Sharp pain stung my palms, but it didn’t keep me from squeezing my fists tighter. The boy wouldn’t leave me alone, kept bugging me about where I’d come from and calling me names and asking if I was crazy like Chosen had been. He’d spit in my food and peed in my shoes and had tried to cut my hair. But there was no point in telling them that. I didn’t want their help, didn’t want to stay in that house in the busy city where it felt like the walls were closing in on me.
The woman sitting at her desk continued to type on her computer, and every once in a while, her eyes would glance up as if she wasn’t watching me in her periphery the whole time. The click, click, click echoed through my head and made my skin crawl. She was waiting for me to react, waiting to see what the feral boy who didn’t speak would do next.
Didn’t they understand I just didn’t want to be here? That it was too big, everything and everyone so close that it felt like it was suffocating me? I just wanted to go home. I wanted to be on my mountain. That was where I belonged.
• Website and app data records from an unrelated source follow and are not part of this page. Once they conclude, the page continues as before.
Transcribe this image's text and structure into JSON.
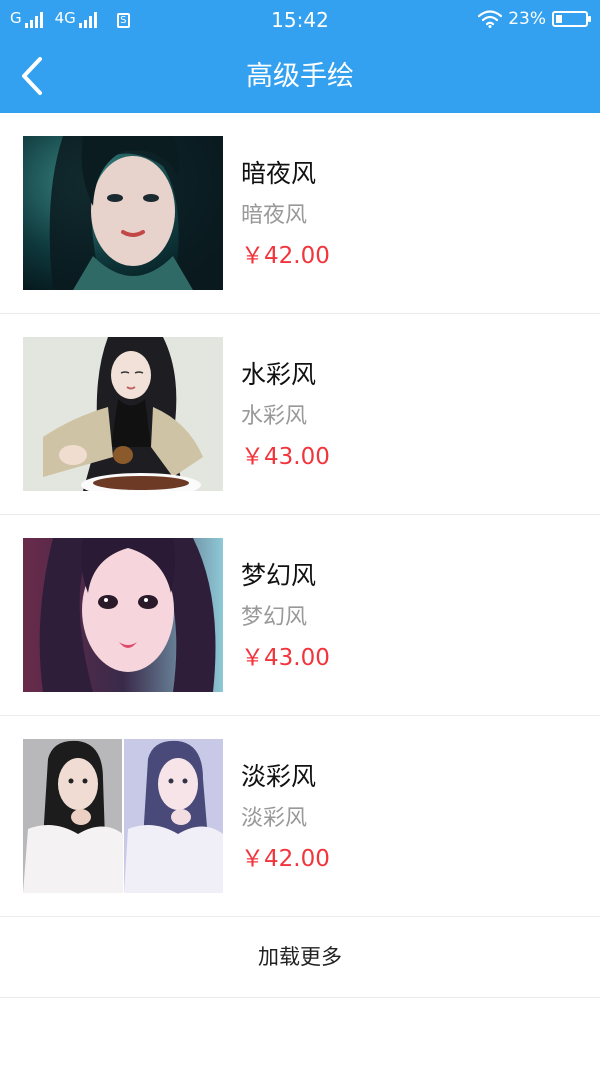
{
  "status_bar": {
    "carrier1": "G",
    "carrier2": "4G",
    "sim_label": "S",
    "time": "15:42",
    "battery_text": "23%",
    "battery_level": 0.23
  },
  "header": {
    "back_icon": "chevron-left-icon",
    "title": "高级手绘"
  },
  "items": [
    {
      "title": "暗夜风",
      "subtitle": "暗夜风",
      "price": "￥42.00"
    },
    {
      "title": "水彩风",
      "subtitle": "水彩风",
      "price": "￥43.00"
    },
    {
      "title": "梦幻风",
      "subtitle": "梦幻风",
      "price": "￥43.00"
    },
    {
      "title": "淡彩风",
      "subtitle": "淡彩风",
      "price": "￥42.00"
    }
  ],
  "load_more": "加载更多",
  "colors": {
    "primary": "#33a1ef",
    "price": "#f2343c",
    "subtitle": "#999999",
    "divider": "#ececec"
  }
}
The sounds from the office turned to mumbling, like they were speaking softer so I wouldn’t hear them. I didn’t want to hear them either, didn’t want to hear anyone. Just wanted to be alone.
The caseworker, the only one who seemed to care—inexplicably—came out of the office and knelt in front of me. She went to place her hand on my arm, but when I growled, she pulled it back sharply. “Crow, can you tell me what happened? Or write it down? I know you’re able. You can communicate if you want to. If they did or said something to make you react the way you did, I need to know.”
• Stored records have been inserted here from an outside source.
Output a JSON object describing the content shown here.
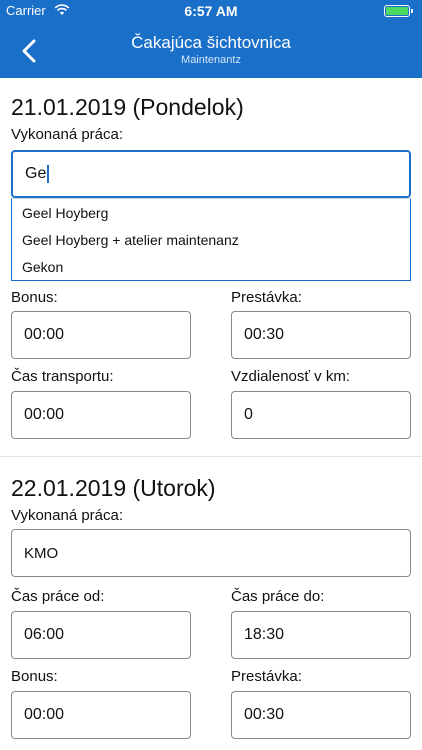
{
  "status": {
    "carrier": "Carrier",
    "time": "6:57 AM"
  },
  "header": {
    "title": "Čakajúca šichtovnica",
    "subtitle": "Maintenantz"
  },
  "days": [
    {
      "date": "21.01.2019 (Pondelok)",
      "work_label": "Vykonaná práca:",
      "work_value": "Ge",
      "suggestions": [
        "Geel Hoyberg",
        "Geel Hoyberg + atelier maintenanz",
        "Gekon"
      ],
      "bonus_label": "Bonus:",
      "bonus_value": "00:00",
      "break_label": "Prestávka:",
      "break_value": "00:30",
      "transport_label": "Čas transportu:",
      "transport_value": "00:00",
      "distance_label": "Vzdialenosť v km:",
      "distance_value": "0"
    },
    {
      "date": "22.01.2019 (Utorok)",
      "work_label": "Vykonaná práca:",
      "work_value": "KMO",
      "from_label": "Čas práce od:",
      "from_value": "06:00",
      "to_label": "Čas práce do:",
      "to_value": "18:30",
      "bonus_label": "Bonus:",
      "bonus_value": "00:00",
      "break_label": "Prestávka:",
      "break_value": "00:30"
    }
  ]
}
They won’t leave me alone. No one will leave me alone. They ask a million questions and call me names. Say my family was crazy and everyone would be better off if Chosen had killed me too.
I locked the words inside me, dead-bolted my lips shut. No matter what I said, I would be wrong. I was broken to them, as Chosen said I would be.
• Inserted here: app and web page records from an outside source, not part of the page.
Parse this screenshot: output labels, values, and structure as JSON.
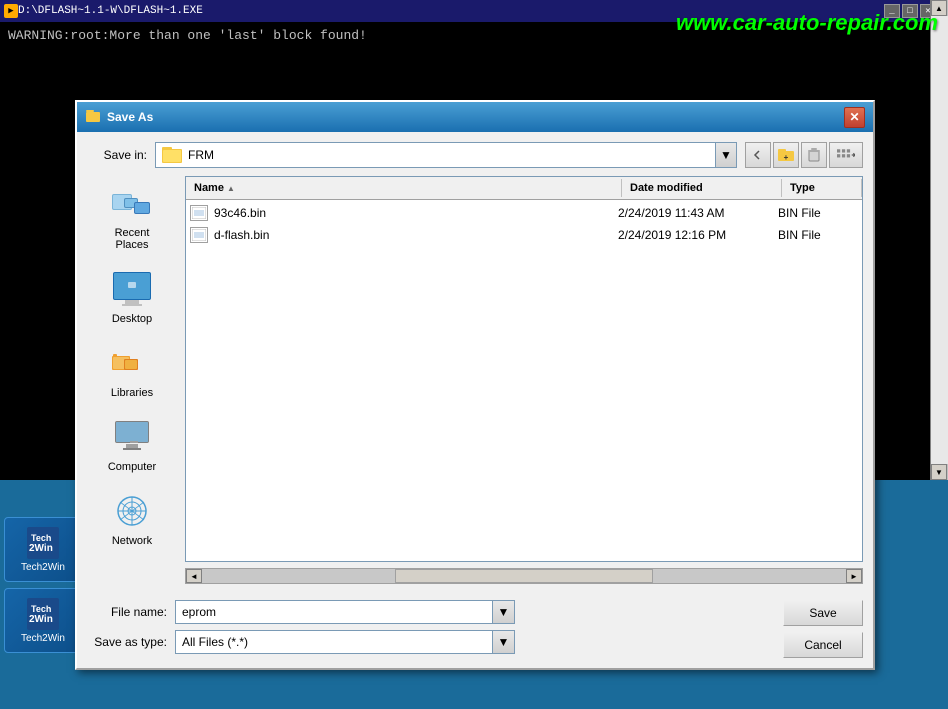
{
  "terminal": {
    "title": "D:\\DFLASH~1.1-W\\DFLASH~1.EXE",
    "warning_line": "WARNING:root:More than one 'last' block found!"
  },
  "watermark": {
    "text": "www.car-auto-repair.com"
  },
  "dialog": {
    "title": "Save As",
    "save_in_label": "Save in:",
    "save_in_value": "FRM",
    "col_name": "Name",
    "col_date": "Date modified",
    "col_type": "Type",
    "files": [
      {
        "name": "93c46.bin",
        "date": "2/24/2019 11:43 AM",
        "type": "BIN File"
      },
      {
        "name": "d-flash.bin",
        "date": "2/24/2019 12:16 PM",
        "type": "BIN File"
      }
    ],
    "file_name_label": "File name:",
    "file_name_value": "eprom",
    "save_as_type_label": "Save as type:",
    "save_as_type_value": "All Files (*.*)",
    "save_button": "Save",
    "cancel_button": "Cancel"
  },
  "sidebar": {
    "items": [
      {
        "label": "Recent Places"
      },
      {
        "label": "Desktop"
      },
      {
        "label": "Libraries"
      },
      {
        "label": "Computer"
      },
      {
        "label": "Network"
      }
    ]
  },
  "taskbar": {
    "items": [
      {
        "label": "Tech2Win"
      },
      {
        "label": "Tech2Win"
      }
    ]
  }
}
But then, he’d also killed my mother, had tried to do the same to me.
I turned my head.
She sighed, and I felt like I was letting her down. I shouldn’t care. She wasn’t one of us, she wasn’t Enlightened, but still, I felt a heaviness in my chest.
She told me she was taking me to a special group home. She tried to make it sound like some kind of vacation, but I knew the truth. They were going to try to lock me up. Chosen had said that would happen. That they would lock us all up to keep us from being enlightened, and for sharing the truth with others.
I followed her but didn’t speak.
Got into the car quietly.
I hadn’t spoken a word since they’d taken me from the only home I had ever known, and I didn’t plan to start now. Not here. Maybe not ever again.
I just needed to be around my people. My family. Maybe they could make me understand why my father—why Chosen—had done it. He had to have a reason. Maybe I wasn’t Enlightened enough, wasn’t good enough. Maybe my mother hadn’t been either.
The traffic in the city was loud. Horns blared. Cars zoomed around each other. It made me dizzy. Made my head throb and my breathing come out too fast.
How did people live like this? It was too much. Too everything. It felt like my seams were coming undone, and at any moment, everything inside me would burst out.
We stopped at a red light, and she kept talking to me, on and on and on until I couldn’t take it anymore. My hands fumbled with the handle, but I managed to open the door, unclick the seat belt, and then I ran. A car swerved so it didn’t hit me.
I got lost in the crowd.
I just needed to find the mountain and get home.